### Required action
Every entry below should be printed again exactly as it reads.

Web page and app entries
# # #
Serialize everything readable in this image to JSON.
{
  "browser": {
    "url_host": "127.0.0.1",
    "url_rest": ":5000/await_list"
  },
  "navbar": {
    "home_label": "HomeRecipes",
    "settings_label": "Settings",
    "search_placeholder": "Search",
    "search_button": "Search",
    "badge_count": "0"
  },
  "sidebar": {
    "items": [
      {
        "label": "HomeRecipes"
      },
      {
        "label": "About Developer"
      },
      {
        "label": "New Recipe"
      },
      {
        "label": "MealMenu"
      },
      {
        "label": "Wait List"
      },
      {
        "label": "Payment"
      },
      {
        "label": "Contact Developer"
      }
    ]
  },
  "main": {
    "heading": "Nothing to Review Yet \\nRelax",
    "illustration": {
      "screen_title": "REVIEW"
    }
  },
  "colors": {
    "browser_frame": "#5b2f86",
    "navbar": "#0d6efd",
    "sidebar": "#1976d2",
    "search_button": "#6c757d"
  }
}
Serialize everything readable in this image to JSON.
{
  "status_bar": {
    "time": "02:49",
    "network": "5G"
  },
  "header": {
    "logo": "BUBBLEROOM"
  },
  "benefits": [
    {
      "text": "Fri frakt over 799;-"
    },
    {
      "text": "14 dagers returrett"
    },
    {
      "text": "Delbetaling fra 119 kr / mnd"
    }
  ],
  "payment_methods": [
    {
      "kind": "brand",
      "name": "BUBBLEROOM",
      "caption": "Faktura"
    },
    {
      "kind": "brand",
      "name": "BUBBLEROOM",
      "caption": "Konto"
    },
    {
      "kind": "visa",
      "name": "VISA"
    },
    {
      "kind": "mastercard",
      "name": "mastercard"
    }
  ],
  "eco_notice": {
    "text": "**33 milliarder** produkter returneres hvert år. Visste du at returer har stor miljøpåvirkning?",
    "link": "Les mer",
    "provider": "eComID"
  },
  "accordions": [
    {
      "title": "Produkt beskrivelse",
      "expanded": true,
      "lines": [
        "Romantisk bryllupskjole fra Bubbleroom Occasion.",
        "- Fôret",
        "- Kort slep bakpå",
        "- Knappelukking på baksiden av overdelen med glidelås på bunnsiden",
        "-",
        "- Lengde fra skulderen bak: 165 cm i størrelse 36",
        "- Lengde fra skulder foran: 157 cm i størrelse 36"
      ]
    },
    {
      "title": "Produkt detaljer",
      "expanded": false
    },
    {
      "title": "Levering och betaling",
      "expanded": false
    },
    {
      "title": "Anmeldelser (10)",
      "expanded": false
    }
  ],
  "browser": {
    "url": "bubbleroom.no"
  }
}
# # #
### Solved exercise
Serialize everything readable in this image to JSON.
{
  "browser": {
    "url_host": "127.0.0.1",
    "url_rest": ":5000/await_list"
  },
  "navbar": {
    "home_label": "HomeRecipes",
    "settings_label": "Settings",
    "search_placeholder": "Search",
    "search_button": "Search",
    "badge_count": "0"
  },
  "sidebar": {
    "items": [
      {
        "label": "HomeRecipes"
      },
      {
        "label": "About Developer"
      },
      {
        "label": "New Recipe"
      },
      {
        "label": "MealMenu"
      },
      {
        "label": "Wait List"
      },
      {
        "label": "Payment"
      },
      {
        "label": "Contact Developer"
      }
    ]
  },
  "main": {
    "heading": "Nothing to Review Yet \\nRelax",
    "illustration": {
      "screen_title": "REVIEW"
    }
  },
  "colors": {
    "browser_frame": "#5b2f86",
    "navbar": "#0d6efd",
    "sidebar": "#1976d2",
    "search_button": "#6c757d"
  }
}
Serialize everything readable in this image to JSON.
{
  "status_bar": {
    "time": "02:49",
    "network": "5G"
  },
  "header": {
    "logo": "BUBBLEROOM"
  },
  "benefits": [
    {
      "text": "Fri frakt over 799;-"
    },
    {
      "text": "14 dagers returrett"
    },
    {
      "text": "Delbetaling fra 119 kr / mnd"
    }
  ],
  "payment_methods": [
    {
      "kind": "brand",
      "name": "BUBBLEROOM",
      "caption": "Faktura"
    },
    {
      "kind": "brand",
      "name": "BUBBLEROOM",
      "caption": "Konto"
    },
    {
      "kind": "visa",
      "name": "VISA"
    },
    {
      "kind": "mastercard",
      "name": "mastercard"
    }
  ],
  "eco_notice": {
    "text": "**33 milliarder** produkter returneres hvert år. Visste du at returer har stor miljøpåvirkning?",
    "link": "Les mer",
    "provider": "eComID"
  },
  "accordions": [
    {
      "title": "Produkt beskrivelse",
      "expanded": true,
      "lines": [
        "Romantisk bryllupskjole fra Bubbleroom Occasion.",
        "- Fôret",
        "- Kort slep bakpå",
        "- Knappelukking på baksiden av overdelen med glidelås på bunnsiden",
        "-",
        "- Lengde fra skulderen bak: 165 cm i størrelse 36",
        "- Lengde fra skulder foran: 157 cm i størrelse 36"
      ]
    },
    {
      "title": "Produkt detaljer",
      "expanded": false
    },
    {
      "title": "Levering och betaling",
      "expanded": false
    },
    {
      "title": "Anmeldelser (10)",
      "expanded": false
    }
  ],
  "browser": {
    "url": "bubbleroom.no"
  }
}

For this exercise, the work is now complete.